• TASK GOAL: Return every record verbatim.

[Interface dataset entries]
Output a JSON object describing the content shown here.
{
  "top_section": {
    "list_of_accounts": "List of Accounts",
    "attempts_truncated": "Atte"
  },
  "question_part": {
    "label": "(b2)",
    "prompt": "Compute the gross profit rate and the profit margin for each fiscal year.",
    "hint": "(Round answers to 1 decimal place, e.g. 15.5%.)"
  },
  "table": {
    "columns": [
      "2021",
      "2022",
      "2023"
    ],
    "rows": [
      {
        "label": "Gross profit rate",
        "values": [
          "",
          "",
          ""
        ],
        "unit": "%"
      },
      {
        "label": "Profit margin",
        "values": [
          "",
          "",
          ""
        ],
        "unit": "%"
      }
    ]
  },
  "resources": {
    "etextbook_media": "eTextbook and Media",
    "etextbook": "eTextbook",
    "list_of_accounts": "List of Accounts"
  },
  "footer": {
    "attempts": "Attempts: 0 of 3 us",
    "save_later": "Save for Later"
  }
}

• OUTPUT:
Output a JSON object describing the content shown here.
{
  "top_section": {
    "list_of_accounts": "List of Accounts",
    "attempts_truncated": "Atte"
  },
  "question_part": {
    "label": "(b2)",
    "prompt": "Compute the gross profit rate and the profit margin for each fiscal year.",
    "hint": "(Round answers to 1 decimal place, e.g. 15.5%.)"
  },
  "table": {
    "columns": [
      "2021",
      "2022",
      "2023"
    ],
    "rows": [
      {
        "label": "Gross profit rate",
        "values": [
          "",
          "",
          ""
        ],
        "unit": "%"
      },
      {
        "label": "Profit margin",
        "values": [
          "",
          "",
          ""
        ],
        "unit": "%"
      }
    ]
  },
  "resources": {
    "etextbook_media": "eTextbook and Media",
    "etextbook": "eTextbook",
    "list_of_accounts": "List of Accounts"
  },
  "footer": {
    "attempts": "Attempts: 0 of 3 us",
    "save_later": "Save for Later"
  }
}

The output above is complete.